Delcam for SolidWorks Used to Make Powerboat Engine in Five Weeks
Delcam for SolidWorks, Delcam's integrated CAM system for SolidWorks, has helped Stamps Engineering Services to program and machine hundreds of components for a 12-rotor Wankel engine in just five weeks. The new engine will provide around 3,000 horsepower to power offshore powerboat racing catamarans at speeds above 200 mph.
"The large number of parts and their geometric complexity created a very difficult CNC programming challenge," Mr. Stamps claimed. "Our original approach was to hire a contract machining firm but we talked to several companies and they told us the job was too difficult for them. Using conventional CNC programming software, it would not have been possible for an organisation of our size and resources to build a prototype of this complexity. However, by using the feature recognition and toolpath algorithms of Delcam for SolidWorks, we were able to write programs for, and build, the hundreds of machined components of the motor in only five weeks."
Stamps' client's team is looking to overthrow the dominance of the turbine engine in offshore powerboat racing by harnessing the known advantages of the Wankel engine. "Clearly a prototype was needed to prove out this new concept," Mr. Stamps said.
An opportunity arose to obtain time on a Haas VF4 four-axis machining centre. The challenge then boiled down to producing the CNC programs for all of the motor parts. "The motor presented an enormous programming challenge," Mr. Stamps remembered. "There was a large amount of very complex geometry that needed to be brought over from SolidWorks to the CNC programming environment. A huge number of features had to be converted into toolpaths. Yet we also needed the ability to create our own geometry in areas where the model did not provide the right definition. Delcam for SolidWorks was the only tool that met all these requirements."
Mr. Stamps used the system's automatic feature recognition to generate toolpaths for most of the parts.

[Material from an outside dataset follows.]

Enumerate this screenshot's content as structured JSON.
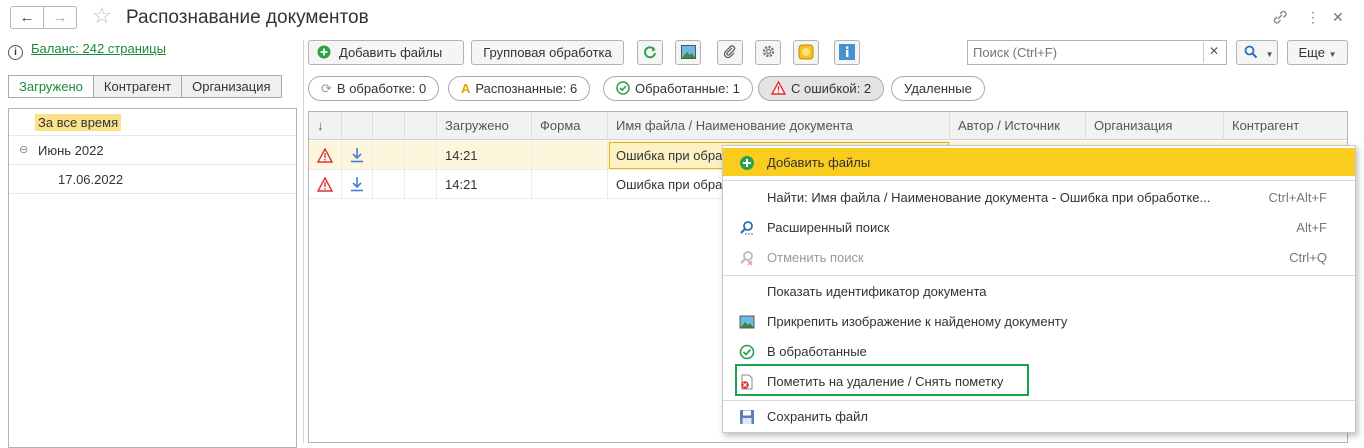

On more complex parts, he used interactive feature recognition, which works by selecting a feature and directing the software to recognise it. The advantage of this approach is that Mr. Stamps could watch the feature being generated and make adjustments as necessary. In the most difficult cases, he added in manually the geometry needed to make the part correctly. After completing the program for each part, the software's integrated simulation module was used to check the toolpath and dimensions of the finished part.
"I was able to completely program and build each part of the motor in the five weeks that we had allotted in our schedule," Mr. Stamps concluded. "Delcam for SolidWorks was instrumental not only in getting this job done fast but in getting it done at all. I don't think we could have done it with any other CNC software that I am familiar with. Delcam for SolidWorks provided every capability that we needed to handle the toughest programming tasks."